Don’t fear the robot occupying your desk chair in your office, he isn’t there. Rather, make AI enabled machines and applications into indispensable agents within your company. Daugherty and Wilson’s main point is that collaboration between robot and humans will launch a new age, complete with new jobs, industries and reconfigured business models. Neither the machine nor the human is as effective as when both merge strengths for a single purpose. The real goal is to look for these opportunities. Capitalize on the skills of each and use this synergy to grow your business in revolutionary ways. Age-old business models may topple as companies rethink how best to press forward.
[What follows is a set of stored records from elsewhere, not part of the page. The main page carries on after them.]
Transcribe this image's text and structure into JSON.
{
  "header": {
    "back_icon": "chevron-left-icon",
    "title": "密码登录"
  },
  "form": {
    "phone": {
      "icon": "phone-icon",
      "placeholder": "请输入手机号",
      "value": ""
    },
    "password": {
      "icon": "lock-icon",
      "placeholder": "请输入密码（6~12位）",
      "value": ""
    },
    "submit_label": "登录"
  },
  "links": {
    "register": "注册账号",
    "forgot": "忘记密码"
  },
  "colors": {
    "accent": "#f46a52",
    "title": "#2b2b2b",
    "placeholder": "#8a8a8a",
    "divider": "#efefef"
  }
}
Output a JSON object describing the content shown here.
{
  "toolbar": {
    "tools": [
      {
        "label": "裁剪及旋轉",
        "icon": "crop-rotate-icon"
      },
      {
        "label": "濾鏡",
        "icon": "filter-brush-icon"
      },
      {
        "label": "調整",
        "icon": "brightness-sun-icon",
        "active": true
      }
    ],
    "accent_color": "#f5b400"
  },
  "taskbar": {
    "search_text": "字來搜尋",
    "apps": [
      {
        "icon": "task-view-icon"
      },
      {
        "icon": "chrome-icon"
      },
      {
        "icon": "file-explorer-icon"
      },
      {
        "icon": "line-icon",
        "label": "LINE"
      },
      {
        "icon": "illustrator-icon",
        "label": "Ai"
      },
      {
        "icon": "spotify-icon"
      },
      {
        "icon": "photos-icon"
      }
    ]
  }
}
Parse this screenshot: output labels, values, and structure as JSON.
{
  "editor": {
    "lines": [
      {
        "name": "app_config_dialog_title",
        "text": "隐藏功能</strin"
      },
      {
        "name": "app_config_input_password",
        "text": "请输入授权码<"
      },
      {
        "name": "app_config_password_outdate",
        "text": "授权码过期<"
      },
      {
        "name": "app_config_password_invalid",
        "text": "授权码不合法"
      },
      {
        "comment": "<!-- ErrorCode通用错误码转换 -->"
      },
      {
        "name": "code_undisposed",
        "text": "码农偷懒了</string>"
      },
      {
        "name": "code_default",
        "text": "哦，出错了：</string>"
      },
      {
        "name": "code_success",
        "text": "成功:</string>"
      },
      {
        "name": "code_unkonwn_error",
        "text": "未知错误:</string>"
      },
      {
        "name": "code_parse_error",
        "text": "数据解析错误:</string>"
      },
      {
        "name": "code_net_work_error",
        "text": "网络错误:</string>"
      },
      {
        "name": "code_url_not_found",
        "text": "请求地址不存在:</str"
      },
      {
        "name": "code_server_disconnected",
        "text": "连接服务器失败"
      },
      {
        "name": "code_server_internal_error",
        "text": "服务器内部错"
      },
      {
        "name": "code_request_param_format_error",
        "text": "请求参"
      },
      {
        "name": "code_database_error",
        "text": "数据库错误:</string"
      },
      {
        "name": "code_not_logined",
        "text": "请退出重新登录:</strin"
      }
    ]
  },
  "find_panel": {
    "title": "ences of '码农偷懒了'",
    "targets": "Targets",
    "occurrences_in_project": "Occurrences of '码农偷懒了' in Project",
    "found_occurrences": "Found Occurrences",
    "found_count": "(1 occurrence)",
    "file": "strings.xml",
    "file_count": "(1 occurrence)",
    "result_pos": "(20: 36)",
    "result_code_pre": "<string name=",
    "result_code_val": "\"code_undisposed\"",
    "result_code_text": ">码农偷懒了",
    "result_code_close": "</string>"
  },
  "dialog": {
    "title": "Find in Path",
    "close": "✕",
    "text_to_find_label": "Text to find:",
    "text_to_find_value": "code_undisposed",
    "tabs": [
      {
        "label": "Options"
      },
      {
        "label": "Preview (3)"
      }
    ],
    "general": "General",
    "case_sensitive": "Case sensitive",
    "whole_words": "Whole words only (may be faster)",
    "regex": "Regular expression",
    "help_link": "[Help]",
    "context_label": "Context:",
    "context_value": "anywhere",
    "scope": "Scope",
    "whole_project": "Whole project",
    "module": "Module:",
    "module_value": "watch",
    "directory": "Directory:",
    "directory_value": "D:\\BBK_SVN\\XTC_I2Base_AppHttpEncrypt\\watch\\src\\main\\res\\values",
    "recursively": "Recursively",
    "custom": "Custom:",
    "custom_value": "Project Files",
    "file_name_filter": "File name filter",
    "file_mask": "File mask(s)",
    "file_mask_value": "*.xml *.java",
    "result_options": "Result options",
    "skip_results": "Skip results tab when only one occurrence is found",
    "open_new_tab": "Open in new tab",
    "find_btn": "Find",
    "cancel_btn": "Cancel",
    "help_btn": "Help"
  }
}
But the authors argue that this is ultimately a good thing.

References

Daugherty, Paul R., and Wilson, H. James (2018). Human + Machine, Reimagining Work in the Age of AI, Boston, MA, Harvard Business Review Press.

About the Author Chris Maeder

Chris Maeder

Chris is an experienced civil engineering and software technology leader, with over 30 years industry experience. With proven expertise in global software development, he has built engineering teams that adapt quickly, focus on what’s important and, most importantly, deliver. He is a licensed professional civil engineer with extensive experience in water resource engineering. He has performed and supervised engineering projects in urban stormwater drainage, transportation and roadway drainage, storm sewer design, detention pond design, stormwater quality, green infrastructure, watershed management planning, wastewater sewers, water distribution networks, pump stations, FEMA flood studies, bridge and culvert design, bridge scour and armoring, dam failure analysis, seepage and groundwater modeling, and environmental permits.